Trucks serving the Port of Oakland were hit by delays Tuesday amid the new ban on old trucks.
According to reports by the Journal of Commerce, the delays were caused by drivers not having the proper paperwork, identification numbers or radio frequency identification tags on their trucks.
The truck ban, which was originally set to take effect Jan. 1, includes drayage trucks with engine year models earlier than 1994. Truck models between 1994 and 2003 must be retrofitted with diesel particulate filters to enter the port.
A few weeks ago, officials announced that Port of Oakland truck drivers would have extra time to meet the rule or apply for $11 million in new funding that was recently announced. The funds will partly pay for more than 1,200 retrofits and more than 100 new trucks serving the port. Truck owners now have until Feb. 16 to secure funding.
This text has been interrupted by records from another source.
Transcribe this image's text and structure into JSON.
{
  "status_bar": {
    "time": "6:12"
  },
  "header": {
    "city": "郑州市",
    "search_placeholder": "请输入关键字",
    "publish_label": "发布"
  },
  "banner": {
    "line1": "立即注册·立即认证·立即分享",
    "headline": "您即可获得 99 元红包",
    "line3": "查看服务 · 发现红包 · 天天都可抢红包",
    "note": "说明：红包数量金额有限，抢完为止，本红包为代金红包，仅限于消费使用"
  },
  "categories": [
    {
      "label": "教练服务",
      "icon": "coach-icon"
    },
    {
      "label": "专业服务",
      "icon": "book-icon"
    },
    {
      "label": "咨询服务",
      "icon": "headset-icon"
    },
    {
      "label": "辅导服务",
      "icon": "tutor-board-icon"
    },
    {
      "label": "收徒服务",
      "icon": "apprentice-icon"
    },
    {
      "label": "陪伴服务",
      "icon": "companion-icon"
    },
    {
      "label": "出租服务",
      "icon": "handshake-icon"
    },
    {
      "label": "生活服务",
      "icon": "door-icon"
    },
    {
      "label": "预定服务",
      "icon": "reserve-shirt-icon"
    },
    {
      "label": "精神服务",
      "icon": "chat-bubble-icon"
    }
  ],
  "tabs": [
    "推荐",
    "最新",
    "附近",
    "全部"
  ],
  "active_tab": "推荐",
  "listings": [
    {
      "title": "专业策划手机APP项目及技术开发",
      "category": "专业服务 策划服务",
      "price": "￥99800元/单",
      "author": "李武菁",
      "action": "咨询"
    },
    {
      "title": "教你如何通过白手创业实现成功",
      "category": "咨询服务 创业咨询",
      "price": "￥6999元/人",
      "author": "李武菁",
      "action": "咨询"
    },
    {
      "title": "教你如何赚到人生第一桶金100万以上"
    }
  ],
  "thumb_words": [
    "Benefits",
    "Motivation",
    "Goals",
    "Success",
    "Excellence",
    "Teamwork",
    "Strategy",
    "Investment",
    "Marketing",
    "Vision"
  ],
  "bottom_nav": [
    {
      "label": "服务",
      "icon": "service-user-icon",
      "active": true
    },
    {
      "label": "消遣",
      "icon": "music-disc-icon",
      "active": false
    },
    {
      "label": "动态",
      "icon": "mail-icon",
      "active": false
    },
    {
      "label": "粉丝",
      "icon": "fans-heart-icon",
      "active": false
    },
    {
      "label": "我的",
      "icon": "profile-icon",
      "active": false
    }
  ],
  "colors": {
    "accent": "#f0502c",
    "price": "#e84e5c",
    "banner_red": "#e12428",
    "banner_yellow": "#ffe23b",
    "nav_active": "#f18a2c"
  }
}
The extension applies to about 800 drivers who have applied for grant funding. In addition, those who get financing before Feb. 16 will be able to operate their old trucks at the port until April 30, according to the AP.
The additional Proposition 1B funding will provide $5,000 per truck for 1,216 additional trucks to install particulate matter filters on their rigs, and provide $50,000 for owners of 103 old trucks to purchase newer models.
According to the JOC, similar issues with delays came up when the Ports of Los Angeles and Long Beach started their clean truck programs.